Work request:
In the records, each line holding "icon" must be reported.
Provided records START
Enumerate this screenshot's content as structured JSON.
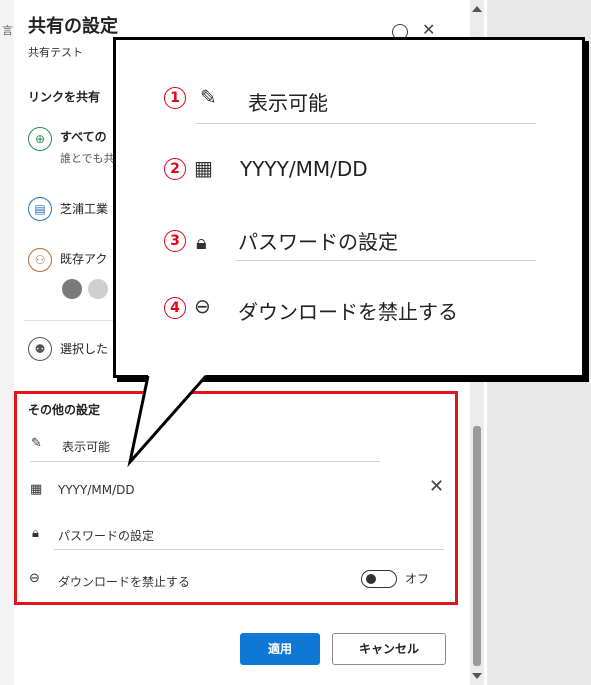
{
  "panel": {
    "title": "共有の設定",
    "subtitle": "共有テスト",
    "link_section_label": "リンクを共有"
  },
  "link_options": [
    {
      "label": "すべての",
      "sub": "誰とでも共",
      "icon": "globe-icon"
    },
    {
      "label": "芝浦工業",
      "icon": "org-icon"
    },
    {
      "label": "既存アク",
      "icon": "people-icon"
    },
    {
      "label": "選択した",
      "icon": "person-add-icon"
    }
  ],
  "other_settings": {
    "title": "その他の設定",
    "view_label": "表示可能",
    "date_placeholder": "YYYY/MM/DD",
    "password_label": "パスワードの設定",
    "download_label": "ダウンロードを禁止する",
    "toggle_label": "オフ",
    "toggle_state": "off"
  },
  "footer": {
    "apply_label": "適用",
    "cancel_label": "キャンセル"
  },
  "callout": {
    "items": [
      {
        "number": "1",
        "icon": "pencil-off-icon",
        "label": "表示可能"
      },
      {
        "number": "2",
        "icon": "calendar-icon",
        "label": "YYYY/MM/DD"
      },
      {
        "number": "3",
        "icon": "lock-icon",
        "label": "パスワードの設定"
      },
      {
        "number": "4",
        "icon": "minus-circle-icon",
        "label": "ダウンロードを禁止する"
      }
    ]
  },
  "colors": {
    "accent": "#0f78d4",
    "highlight": "#e1141e",
    "number": "#e60012"
  }
}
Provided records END
Your response:
      "icon": "globe-icon"
      "icon": "org-icon"
      "icon": "people-icon"
      "icon": "person-add-icon"
        "icon": "pencil-off-icon",
        "icon": "calendar-icon",
        "icon": "lock-icon",
        "icon": "minus-circle-icon",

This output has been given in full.